A recent story in the New York Times should send chills down the spines of anonymous bloggers since apparently prosecutors in New York issued a grand jury subpoena to help identify of certain people blogging on a website called Room 8. On the face of the subpoena in capital letters there was a warning that merely disclosing the very existence of the subpoena could impede the investigation and interfere with law enforcement. A clear message that someone would be prosecuted for disclosure of the subpoena.
After the threat of the a lawsuit for violation of free speech under the First Amendment of the Constitution the prosecutors withdrew the subpoena.
Anonymity and the Internet have been an issue for some time since the First Amendment protects free speech, and there are individuals who want to use post messages, emails, and have websites to say what they feel about issues without fear of reprisal. Over the years there has been a great deal of litigation against Joe and Jane Doe for cybersmear where anonymous postings are made about publically trade stocks on sites like Yahoo! Finance. Also lawsuits have been brought against Joe and Jane Doe for allegedly intruding on websites to steal information.
But bloggers are something of a different category since one of the points of a blog is make comments about social, political, sports, or any issue they feel. Some bloggers are happy to identify themselves, but since the First Amendment allows free speech some bloggers post anonymously.
In this case threatening to prosecute a blogger where it not clear that a crime had even been committed is very perplexing and the civil liberty groups are up in arms.

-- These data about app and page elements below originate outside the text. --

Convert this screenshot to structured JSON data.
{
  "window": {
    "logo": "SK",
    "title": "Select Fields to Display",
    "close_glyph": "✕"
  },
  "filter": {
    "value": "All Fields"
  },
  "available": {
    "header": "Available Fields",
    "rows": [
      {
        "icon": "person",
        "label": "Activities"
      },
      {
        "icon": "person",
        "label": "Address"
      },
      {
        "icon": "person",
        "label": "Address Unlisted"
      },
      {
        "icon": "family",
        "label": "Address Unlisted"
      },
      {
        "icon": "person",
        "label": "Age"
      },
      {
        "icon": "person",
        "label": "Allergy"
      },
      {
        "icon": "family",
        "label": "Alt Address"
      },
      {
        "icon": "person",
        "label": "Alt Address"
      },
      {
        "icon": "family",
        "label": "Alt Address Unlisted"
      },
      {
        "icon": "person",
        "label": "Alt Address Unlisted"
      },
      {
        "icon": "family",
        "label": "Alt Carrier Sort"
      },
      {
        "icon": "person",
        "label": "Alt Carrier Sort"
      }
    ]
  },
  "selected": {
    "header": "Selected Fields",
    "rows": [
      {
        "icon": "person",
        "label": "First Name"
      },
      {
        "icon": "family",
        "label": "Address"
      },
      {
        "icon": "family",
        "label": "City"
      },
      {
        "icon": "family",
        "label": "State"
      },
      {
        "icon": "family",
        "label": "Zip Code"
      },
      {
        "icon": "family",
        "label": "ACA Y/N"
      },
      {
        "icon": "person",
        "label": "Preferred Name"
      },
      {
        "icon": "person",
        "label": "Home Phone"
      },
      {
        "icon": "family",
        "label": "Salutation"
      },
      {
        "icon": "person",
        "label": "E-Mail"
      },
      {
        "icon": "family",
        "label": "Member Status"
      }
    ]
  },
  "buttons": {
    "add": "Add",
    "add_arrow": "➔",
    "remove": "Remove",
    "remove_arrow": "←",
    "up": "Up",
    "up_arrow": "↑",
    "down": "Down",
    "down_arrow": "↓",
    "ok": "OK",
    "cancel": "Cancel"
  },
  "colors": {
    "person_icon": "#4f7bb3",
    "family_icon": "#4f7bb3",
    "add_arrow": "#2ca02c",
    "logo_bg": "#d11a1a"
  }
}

The courts have no body of law to depend on to rule on such complex cases, and most judges do not have personal experiences to draw on. This is true for the explosion of the use of the Internet as it changes our lives. For instance, in 1995 when the browser first was released making the Internet a public utility, no one could have foreseen Google, Facebook, or bloggers. The courts are generally slow to adopt to major social change because old laws do not apply well. However, over time the court system will have to deal with these complex issues brought about changes of the Internet.